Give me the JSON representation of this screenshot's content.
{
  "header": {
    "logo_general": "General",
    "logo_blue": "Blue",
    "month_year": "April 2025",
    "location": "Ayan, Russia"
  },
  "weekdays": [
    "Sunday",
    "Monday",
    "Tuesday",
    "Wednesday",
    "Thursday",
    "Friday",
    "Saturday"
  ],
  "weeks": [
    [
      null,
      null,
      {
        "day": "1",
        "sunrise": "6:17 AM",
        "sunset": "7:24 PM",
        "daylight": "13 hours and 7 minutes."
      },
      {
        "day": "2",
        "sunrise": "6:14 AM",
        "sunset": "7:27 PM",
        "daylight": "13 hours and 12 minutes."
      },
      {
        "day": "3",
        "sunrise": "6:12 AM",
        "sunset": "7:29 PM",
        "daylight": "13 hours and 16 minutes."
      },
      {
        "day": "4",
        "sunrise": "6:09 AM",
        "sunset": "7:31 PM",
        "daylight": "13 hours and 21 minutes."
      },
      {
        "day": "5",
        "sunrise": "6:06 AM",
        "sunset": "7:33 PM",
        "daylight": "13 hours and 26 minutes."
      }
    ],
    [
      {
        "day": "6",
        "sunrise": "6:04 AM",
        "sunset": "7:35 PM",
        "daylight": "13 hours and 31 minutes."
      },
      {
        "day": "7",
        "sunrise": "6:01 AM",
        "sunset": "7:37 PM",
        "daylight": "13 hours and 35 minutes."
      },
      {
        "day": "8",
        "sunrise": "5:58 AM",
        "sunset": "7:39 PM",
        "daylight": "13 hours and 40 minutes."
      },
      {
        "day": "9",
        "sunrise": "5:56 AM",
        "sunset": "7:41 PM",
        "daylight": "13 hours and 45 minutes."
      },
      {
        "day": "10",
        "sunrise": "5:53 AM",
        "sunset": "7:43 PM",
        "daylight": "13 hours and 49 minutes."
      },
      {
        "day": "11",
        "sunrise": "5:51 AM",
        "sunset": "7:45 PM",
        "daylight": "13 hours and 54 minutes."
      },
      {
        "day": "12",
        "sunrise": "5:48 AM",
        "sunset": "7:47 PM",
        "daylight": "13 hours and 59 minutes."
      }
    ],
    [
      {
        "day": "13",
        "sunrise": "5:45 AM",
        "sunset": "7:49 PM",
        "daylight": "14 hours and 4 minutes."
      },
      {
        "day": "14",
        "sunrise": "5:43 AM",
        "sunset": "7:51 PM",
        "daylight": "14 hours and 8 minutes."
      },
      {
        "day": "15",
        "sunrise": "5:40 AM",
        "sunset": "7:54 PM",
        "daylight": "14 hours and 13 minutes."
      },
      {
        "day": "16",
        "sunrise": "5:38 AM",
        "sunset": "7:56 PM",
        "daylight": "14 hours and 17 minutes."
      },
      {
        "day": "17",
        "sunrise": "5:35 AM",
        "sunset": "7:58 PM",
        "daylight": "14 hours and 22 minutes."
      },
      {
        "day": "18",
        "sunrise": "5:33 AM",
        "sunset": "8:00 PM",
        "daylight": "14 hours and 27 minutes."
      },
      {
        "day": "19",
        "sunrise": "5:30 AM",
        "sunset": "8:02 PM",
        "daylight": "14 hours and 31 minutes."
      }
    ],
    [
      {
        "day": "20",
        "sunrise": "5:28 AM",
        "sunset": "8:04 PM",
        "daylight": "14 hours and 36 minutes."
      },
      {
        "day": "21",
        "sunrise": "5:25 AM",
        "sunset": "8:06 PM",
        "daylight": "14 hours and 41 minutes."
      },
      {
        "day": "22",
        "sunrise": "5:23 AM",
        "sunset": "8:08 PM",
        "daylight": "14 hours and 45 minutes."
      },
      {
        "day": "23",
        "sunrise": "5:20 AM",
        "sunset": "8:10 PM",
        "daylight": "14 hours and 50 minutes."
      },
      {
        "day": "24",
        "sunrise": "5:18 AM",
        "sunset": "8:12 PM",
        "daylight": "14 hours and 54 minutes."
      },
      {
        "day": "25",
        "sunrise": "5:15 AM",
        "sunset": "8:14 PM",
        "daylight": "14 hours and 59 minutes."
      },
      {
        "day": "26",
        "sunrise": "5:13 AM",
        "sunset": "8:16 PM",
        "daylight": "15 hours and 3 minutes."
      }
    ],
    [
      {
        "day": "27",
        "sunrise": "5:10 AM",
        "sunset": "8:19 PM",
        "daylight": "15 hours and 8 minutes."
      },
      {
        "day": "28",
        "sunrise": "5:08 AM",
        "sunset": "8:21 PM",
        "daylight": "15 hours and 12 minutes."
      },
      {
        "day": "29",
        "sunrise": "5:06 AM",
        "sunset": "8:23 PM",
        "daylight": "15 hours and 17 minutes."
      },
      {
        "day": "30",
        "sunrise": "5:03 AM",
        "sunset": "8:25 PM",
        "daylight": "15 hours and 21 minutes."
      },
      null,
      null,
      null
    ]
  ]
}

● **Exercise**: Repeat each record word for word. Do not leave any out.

● **Solution**:
Give me the JSON representation of this screenshot's content.
{
  "header": {
    "logo_general": "General",
    "logo_blue": "Blue",
    "month_year": "April 2025",
    "location": "Ayan, Russia"
  },
  "weekdays": [
    "Sunday",
    "Monday",
    "Tuesday",
    "Wednesday",
    "Thursday",
    "Friday",
    "Saturday"
  ],
  "weeks": [
    [
      null,
      null,
      {
        "day": "1",
        "sunrise": "6:17 AM",
        "sunset": "7:24 PM",
        "daylight": "13 hours and 7 minutes."
      },
      {
        "day": "2",
        "sunrise": "6:14 AM",
        "sunset": "7:27 PM",
        "daylight": "13 hours and 12 minutes."
      },
      {
        "day": "3",
        "sunrise": "6:12 AM",
        "sunset": "7:29 PM",
        "daylight": "13 hours and 16 minutes."
      },
      {
        "day": "4",
        "sunrise": "6:09 AM",
        "sunset": "7:31 PM",
        "daylight": "13 hours and 21 minutes."
      },
      {
        "day": "5",
        "sunrise": "6:06 AM",
        "sunset": "7:33 PM",
        "daylight": "13 hours and 26 minutes."
      }
    ],
    [
      {
        "day": "6",
        "sunrise": "6:04 AM",
        "sunset": "7:35 PM",
        "daylight": "13 hours and 31 minutes."
      },
      {
        "day": "7",
        "sunrise": "6:01 AM",
        "sunset": "7:37 PM",
        "daylight": "13 hours and 35 minutes."
      },
      {
        "day": "8",
        "sunrise": "5:58 AM",
        "sunset": "7:39 PM",
        "daylight": "13 hours and 40 minutes."
      },
      {
        "day": "9",
        "sunrise": "5:56 AM",
        "sunset": "7:41 PM",
        "daylight": "13 hours and 45 minutes."
      },
      {
        "day": "10",
        "sunrise": "5:53 AM",
        "sunset": "7:43 PM",
        "daylight": "13 hours and 49 minutes."
      },
      {
        "day": "11",
        "sunrise": "5:51 AM",
        "sunset": "7:45 PM",
        "daylight": "13 hours and 54 minutes."
      },
      {
        "day": "12",
        "sunrise": "5:48 AM",
        "sunset": "7:47 PM",
        "daylight": "13 hours and 59 minutes."
      }
    ],
    [
      {
        "day": "13",
        "sunrise": "5:45 AM",
        "sunset": "7:49 PM",
        "daylight": "14 hours and 4 minutes."
      },
      {
        "day": "14",
        "sunrise": "5:43 AM",
        "sunset": "7:51 PM",
        "daylight": "14 hours and 8 minutes."
      },
      {
        "day": "15",
        "sunrise": "5:40 AM",
        "sunset": "7:54 PM",
        "daylight": "14 hours and 13 minutes."
      },
      {
        "day": "16",
        "sunrise": "5:38 AM",
        "sunset": "7:56 PM",
        "daylight": "14 hours and 17 minutes."
      },
      {
        "day": "17",
        "sunrise": "5:35 AM",
        "sunset": "7:58 PM",
        "daylight": "14 hours and 22 minutes."
      },
      {
        "day": "18",
        "sunrise": "5:33 AM",
        "sunset": "8:00 PM",
        "daylight": "14 hours and 27 minutes."
      },
      {
        "day": "19",
        "sunrise": "5:30 AM",
        "sunset": "8:02 PM",
        "daylight": "14 hours and 31 minutes."
      }
    ],
    [
      {
        "day": "20",
        "sunrise": "5:28 AM",
        "sunset": "8:04 PM",
        "daylight": "14 hours and 36 minutes."
      },
      {
        "day": "21",
        "sunrise": "5:25 AM",
        "sunset": "8:06 PM",
        "daylight": "14 hours and 41 minutes."
      },
      {
        "day": "22",
        "sunrise": "5:23 AM",
        "sunset": "8:08 PM",
        "daylight": "14 hours and 45 minutes."
      },
      {
        "day": "23",
        "sunrise": "5:20 AM",
        "sunset": "8:10 PM",
        "daylight": "14 hours and 50 minutes."
      },
      {
        "day": "24",
        "sunrise": "5:18 AM",
        "sunset": "8:12 PM",
        "daylight": "14 hours and 54 minutes."
      },
      {
        "day": "25",
        "sunrise": "5:15 AM",
        "sunset": "8:14 PM",
        "daylight": "14 hours and 59 minutes."
      },
      {
        "day": "26",
        "sunrise": "5:13 AM",
        "sunset": "8:16 PM",
        "daylight": "15 hours and 3 minutes."
      }
    ],
    [
      {
        "day": "27",
        "sunrise": "5:10 AM",
        "sunset": "8:19 PM",
        "daylight": "15 hours and 8 minutes."
      },
      {
        "day": "28",
        "sunrise": "5:08 AM",
        "sunset": "8:21 PM",
        "daylight": "15 hours and 12 minutes."
      },
      {
        "day": "29",
        "sunrise": "5:06 AM",
        "sunset": "8:23 PM",
        "daylight": "15 hours and 17 minutes."
      },
      {
        "day": "30",
        "sunrise": "5:03 AM",
        "sunset": "8:25 PM",
        "daylight": "15 hours and 21 minutes."
      },
      null,
      null,
      null
    ]
  ]
}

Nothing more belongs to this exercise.